## PROBLEM DESCRIPTION
From the first entry to the last, copy the material exactly as it stands.
----
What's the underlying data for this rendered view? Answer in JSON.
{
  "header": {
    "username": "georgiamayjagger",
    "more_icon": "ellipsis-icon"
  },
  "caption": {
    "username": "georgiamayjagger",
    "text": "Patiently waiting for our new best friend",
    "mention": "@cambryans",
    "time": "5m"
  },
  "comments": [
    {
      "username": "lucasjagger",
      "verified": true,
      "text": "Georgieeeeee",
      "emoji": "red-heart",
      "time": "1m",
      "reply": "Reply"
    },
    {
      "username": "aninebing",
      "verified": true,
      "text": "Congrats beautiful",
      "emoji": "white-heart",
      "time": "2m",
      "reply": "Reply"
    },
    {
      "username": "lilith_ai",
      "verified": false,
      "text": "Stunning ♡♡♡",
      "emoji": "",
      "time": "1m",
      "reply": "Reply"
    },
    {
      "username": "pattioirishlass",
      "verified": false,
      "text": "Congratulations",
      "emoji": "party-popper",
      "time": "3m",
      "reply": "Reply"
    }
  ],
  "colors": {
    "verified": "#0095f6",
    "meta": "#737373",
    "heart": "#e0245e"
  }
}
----
## TASK RESPONSE
What's the underlying data for this rendered view? Answer in JSON.
{
  "header": {
    "username": "georgiamayjagger",
    "more_icon": "ellipsis-icon"
  },
  "caption": {
    "username": "georgiamayjagger",
    "text": "Patiently waiting for our new best friend",
    "mention": "@cambryans",
    "time": "5m"
  },
  "comments": [
    {
      "username": "lucasjagger",
      "verified": true,
      "text": "Georgieeeeee",
      "emoji": "red-heart",
      "time": "1m",
      "reply": "Reply"
    },
    {
      "username": "aninebing",
      "verified": true,
      "text": "Congrats beautiful",
      "emoji": "white-heart",
      "time": "2m",
      "reply": "Reply"
    },
    {
      "username": "lilith_ai",
      "verified": false,
      "text": "Stunning ♡♡♡",
      "emoji": "",
      "time": "1m",
      "reply": "Reply"
    },
    {
      "username": "pattioirishlass",
      "verified": false,
      "text": "Congratulations",
      "emoji": "party-popper",
      "time": "3m",
      "reply": "Reply"
    }
  ],
  "colors": {
    "verified": "#0095f6",
    "meta": "#737373",
    "heart": "#e0245e"
  }
}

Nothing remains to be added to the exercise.